[Data records]
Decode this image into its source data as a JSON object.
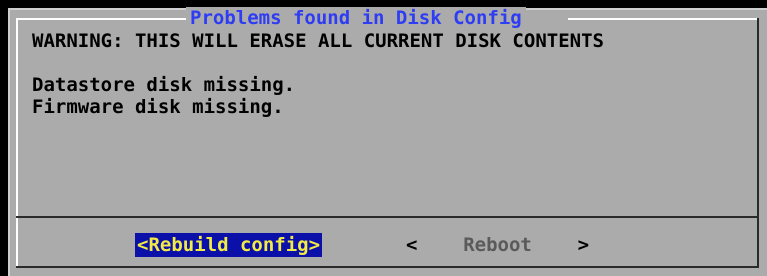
{
  "dialog": {
    "title": "Problems found in Disk Config",
    "warning": "WARNING: THIS WILL ERASE ALL CURRENT DISK CONTENTS",
    "messages": [
      "Datastore disk missing.",
      "Firmware disk missing."
    ]
  },
  "buttons": {
    "primary": "<Rebuild config>",
    "secondary_left_bracket": "<",
    "secondary_label": "Reboot",
    "secondary_right_bracket": ">"
  },
  "colors": {
    "dialog_background": "#ababab",
    "title_text": "#2e3cf4",
    "selected_button_background": "#0a10a8",
    "selected_button_text": "#f2ea45",
    "inactive_button_text": "#5a5a5a"
  }
}
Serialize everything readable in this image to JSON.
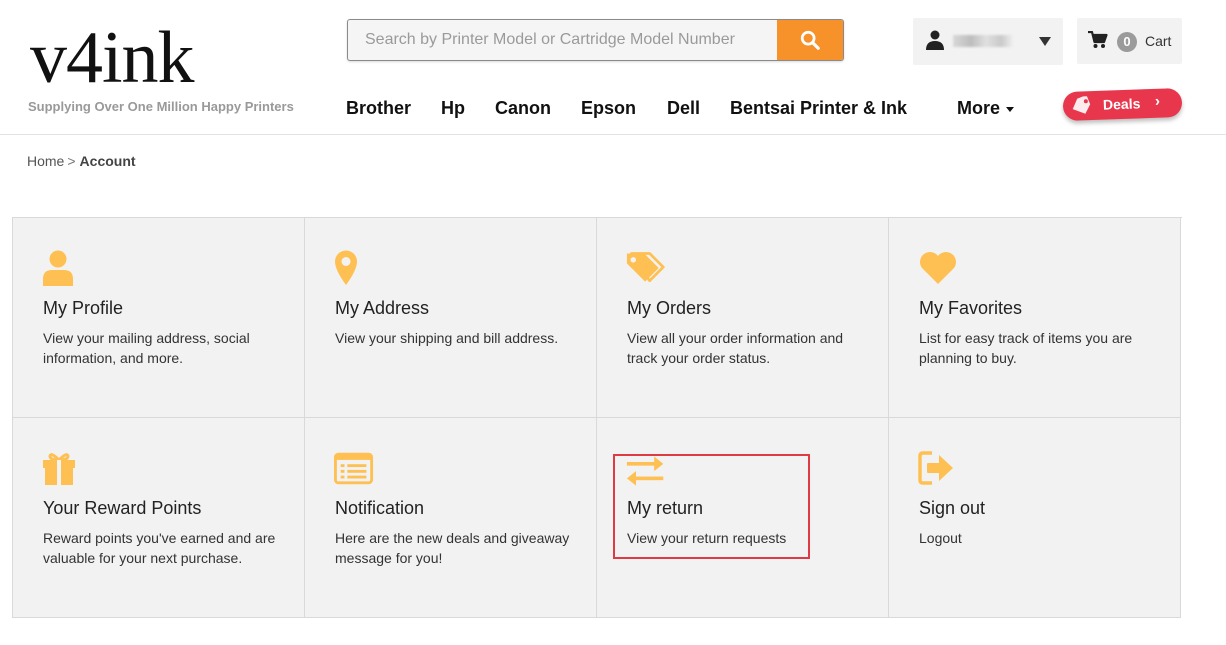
{
  "brand": {
    "logo": "v4ink",
    "tagline": "Supplying Over One Million Happy Printers"
  },
  "search": {
    "placeholder": "Search by Printer Model or Cartridge Model Number",
    "button_icon": "search-icon"
  },
  "user": {
    "name": "********",
    "icon": "user-icon",
    "dropdown_icon": "caret-down-icon"
  },
  "cart": {
    "count": "0",
    "label": "Cart",
    "icon": "cart-icon"
  },
  "nav": {
    "items": [
      "Brother",
      "Hp",
      "Canon",
      "Epson",
      "Dell",
      "Bentsai Printer & Ink"
    ],
    "more_label": "More"
  },
  "deals": {
    "label": "Deals",
    "chevron": "›"
  },
  "breadcrumb": {
    "home": "Home",
    "separator": ">",
    "current": "Account"
  },
  "colors": {
    "accent": "#f7922a",
    "icon": "#fec053",
    "deals": "#e8374d",
    "highlight": "#e03a44"
  },
  "cards": [
    {
      "title": "My Profile",
      "desc": "View your mailing address, social information, and more.",
      "icon": "user-icon"
    },
    {
      "title": "My Address",
      "desc": "View your shipping and bill address.",
      "icon": "map-pin-icon"
    },
    {
      "title": "My Orders",
      "desc": "View all your order information and track your order status.",
      "icon": "tags-icon"
    },
    {
      "title": "My Favorites",
      "desc": "List for easy track of items you are planning to buy.",
      "icon": "heart-icon"
    },
    {
      "title": "Your Reward Points",
      "desc": "Reward points you've earned and are valuable for your next purchase.",
      "icon": "gift-icon"
    },
    {
      "title": "Notification",
      "desc": "Here are the new deals and giveaway message for you!",
      "icon": "list-icon"
    },
    {
      "title": "My return",
      "desc": "View your return requests",
      "icon": "exchange-arrows-icon"
    },
    {
      "title": "Sign out",
      "desc": "Logout",
      "icon": "sign-out-icon"
    }
  ]
}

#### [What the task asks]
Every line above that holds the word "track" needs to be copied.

#### [Solved exercise]
      "desc": "View all your order information and track your order status.",
      "desc": "List for easy track of items you are planning to buy.",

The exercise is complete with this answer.